                Yeah, no more is needed or just a few drops of lemon juice. The same goes for making souffles. If you get too much in the souffle of macroons will be bitter.

          2. If it's a crisp, tall macaroon you want, you simply won't get it with a recipe with condensed milk. You'll get moist and chewy--it's the nature of the ingredient.

            A recipe with just egg whites, sugar, coconut and flavorings should give you a result more like what you're after.

            3 Replies
            1. re: sfmiller

              I made the recipe from David Lebovitz' book last month-- they were wonderful. I'm not sure what a Parisian macaroon is like, but these are very crisp and tall--

              8 egg whites
              2 1/2 cups sugar
              1/2 tsp salt
              2 T honey
              5 cups unsw. coconut
              1/2 cup flour
              1 tsp vanilla
              (he calls for dipping them in melted bittersweet choc. afterwards; I didn't bother)

              (paraphrased)
              In a heavy pan, warm the egg whites, sugar, salt, and honey-- till warm to the touch--stirring over medium heat.

              Stir in coconut, flour and vanilla. Cook, stirring constantly until it's slightly dry and starts to sizzle on the bottom of the pot.

              When cool enough to handle, form into mounds with your fingers and space on parchment lined cookie sheets.

              My husband, who is a real lover of macaroons, went nuts over these.
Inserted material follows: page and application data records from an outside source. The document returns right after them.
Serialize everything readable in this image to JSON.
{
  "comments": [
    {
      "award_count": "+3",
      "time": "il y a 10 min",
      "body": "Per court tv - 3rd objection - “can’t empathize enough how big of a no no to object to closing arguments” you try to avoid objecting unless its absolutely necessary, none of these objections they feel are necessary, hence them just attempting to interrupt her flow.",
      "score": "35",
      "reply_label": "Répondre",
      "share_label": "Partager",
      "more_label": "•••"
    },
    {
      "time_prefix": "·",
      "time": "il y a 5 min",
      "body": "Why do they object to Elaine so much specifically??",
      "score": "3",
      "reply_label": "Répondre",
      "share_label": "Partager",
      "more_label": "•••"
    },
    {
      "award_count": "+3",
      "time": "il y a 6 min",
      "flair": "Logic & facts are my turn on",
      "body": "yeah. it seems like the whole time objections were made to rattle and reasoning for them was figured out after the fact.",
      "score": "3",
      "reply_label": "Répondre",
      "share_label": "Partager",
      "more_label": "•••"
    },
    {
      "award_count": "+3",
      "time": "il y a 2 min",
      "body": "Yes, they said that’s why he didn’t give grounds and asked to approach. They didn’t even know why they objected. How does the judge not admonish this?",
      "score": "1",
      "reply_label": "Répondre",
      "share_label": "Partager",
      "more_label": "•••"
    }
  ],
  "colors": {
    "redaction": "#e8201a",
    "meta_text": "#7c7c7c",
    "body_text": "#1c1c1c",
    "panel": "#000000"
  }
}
              Bake 18-20 minutes, rotating and switching racks so that they cook evenly.

              1. re: DGresh

                Interesting recipe. It's really close to the one I used, except I didn't cook the whole batter in the pan on the stove. BTW, I wonder if I can use sweetened coconut. Did you have any problems w/the cookies "weeping" in the oven and spreading out?